(Stored dataset items)
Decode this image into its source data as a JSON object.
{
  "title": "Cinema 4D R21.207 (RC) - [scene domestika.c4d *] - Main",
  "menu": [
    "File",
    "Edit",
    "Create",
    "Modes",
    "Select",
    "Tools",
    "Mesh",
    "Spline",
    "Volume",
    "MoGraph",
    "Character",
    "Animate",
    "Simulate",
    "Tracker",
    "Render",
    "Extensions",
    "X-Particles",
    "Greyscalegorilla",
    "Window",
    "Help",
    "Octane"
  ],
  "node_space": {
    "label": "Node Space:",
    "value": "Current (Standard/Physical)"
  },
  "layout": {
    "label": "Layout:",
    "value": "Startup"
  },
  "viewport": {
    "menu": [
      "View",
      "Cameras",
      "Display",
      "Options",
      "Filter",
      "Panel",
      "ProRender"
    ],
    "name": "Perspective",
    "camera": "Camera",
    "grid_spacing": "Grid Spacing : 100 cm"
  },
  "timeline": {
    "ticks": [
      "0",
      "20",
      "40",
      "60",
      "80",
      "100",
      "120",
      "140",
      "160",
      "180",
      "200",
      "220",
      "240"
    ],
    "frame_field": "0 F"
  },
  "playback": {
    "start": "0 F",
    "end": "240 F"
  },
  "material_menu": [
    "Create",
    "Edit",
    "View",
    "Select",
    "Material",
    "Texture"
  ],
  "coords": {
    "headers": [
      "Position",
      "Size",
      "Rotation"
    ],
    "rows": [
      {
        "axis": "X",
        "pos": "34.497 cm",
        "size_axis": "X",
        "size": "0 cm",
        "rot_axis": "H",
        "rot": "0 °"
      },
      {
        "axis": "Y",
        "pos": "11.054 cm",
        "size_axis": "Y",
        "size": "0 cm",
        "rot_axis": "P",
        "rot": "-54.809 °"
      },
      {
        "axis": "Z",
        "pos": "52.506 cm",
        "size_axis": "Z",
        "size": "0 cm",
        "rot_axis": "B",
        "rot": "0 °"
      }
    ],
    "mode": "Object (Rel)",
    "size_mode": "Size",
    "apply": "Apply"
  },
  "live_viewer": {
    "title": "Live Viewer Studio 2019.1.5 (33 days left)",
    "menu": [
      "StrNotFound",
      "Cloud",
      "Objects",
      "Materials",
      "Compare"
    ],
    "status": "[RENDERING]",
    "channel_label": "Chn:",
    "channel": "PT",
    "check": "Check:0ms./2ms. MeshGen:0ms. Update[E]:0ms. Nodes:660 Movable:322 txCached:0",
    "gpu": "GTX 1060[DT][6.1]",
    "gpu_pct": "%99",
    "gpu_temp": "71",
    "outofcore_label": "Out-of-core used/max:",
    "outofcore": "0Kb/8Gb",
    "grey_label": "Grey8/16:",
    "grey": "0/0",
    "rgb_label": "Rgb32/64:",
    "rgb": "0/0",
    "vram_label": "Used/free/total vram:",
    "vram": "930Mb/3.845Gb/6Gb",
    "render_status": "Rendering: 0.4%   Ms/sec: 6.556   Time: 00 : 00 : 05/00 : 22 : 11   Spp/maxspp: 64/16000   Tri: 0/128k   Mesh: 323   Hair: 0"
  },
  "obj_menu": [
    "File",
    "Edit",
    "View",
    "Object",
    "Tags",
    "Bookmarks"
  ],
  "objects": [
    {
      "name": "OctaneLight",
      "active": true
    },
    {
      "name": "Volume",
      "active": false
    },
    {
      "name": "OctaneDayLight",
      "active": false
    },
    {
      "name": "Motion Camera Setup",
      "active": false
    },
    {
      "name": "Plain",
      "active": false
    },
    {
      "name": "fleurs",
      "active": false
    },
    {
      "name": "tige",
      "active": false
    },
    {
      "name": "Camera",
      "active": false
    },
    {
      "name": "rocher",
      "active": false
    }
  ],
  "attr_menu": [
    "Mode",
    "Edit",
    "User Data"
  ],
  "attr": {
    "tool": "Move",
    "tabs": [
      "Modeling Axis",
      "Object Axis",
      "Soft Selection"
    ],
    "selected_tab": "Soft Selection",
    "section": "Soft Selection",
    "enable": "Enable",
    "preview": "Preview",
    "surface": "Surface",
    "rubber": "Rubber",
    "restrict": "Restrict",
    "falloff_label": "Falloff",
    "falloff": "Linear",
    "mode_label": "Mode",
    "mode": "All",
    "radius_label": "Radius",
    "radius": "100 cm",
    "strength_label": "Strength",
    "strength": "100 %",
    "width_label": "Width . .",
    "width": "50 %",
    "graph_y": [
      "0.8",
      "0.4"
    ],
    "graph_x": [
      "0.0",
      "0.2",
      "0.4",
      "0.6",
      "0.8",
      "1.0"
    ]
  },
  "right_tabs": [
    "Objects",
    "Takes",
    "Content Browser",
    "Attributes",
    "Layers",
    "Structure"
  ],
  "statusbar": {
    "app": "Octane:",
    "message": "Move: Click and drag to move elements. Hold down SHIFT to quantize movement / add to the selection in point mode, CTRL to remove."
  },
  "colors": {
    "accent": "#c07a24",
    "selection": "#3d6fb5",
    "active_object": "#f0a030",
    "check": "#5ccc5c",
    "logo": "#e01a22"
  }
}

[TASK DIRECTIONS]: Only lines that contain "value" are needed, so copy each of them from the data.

[EXERCISE SOLUTION]:
    "value": "Current (Standard/Physical)"
    "value": "Startup"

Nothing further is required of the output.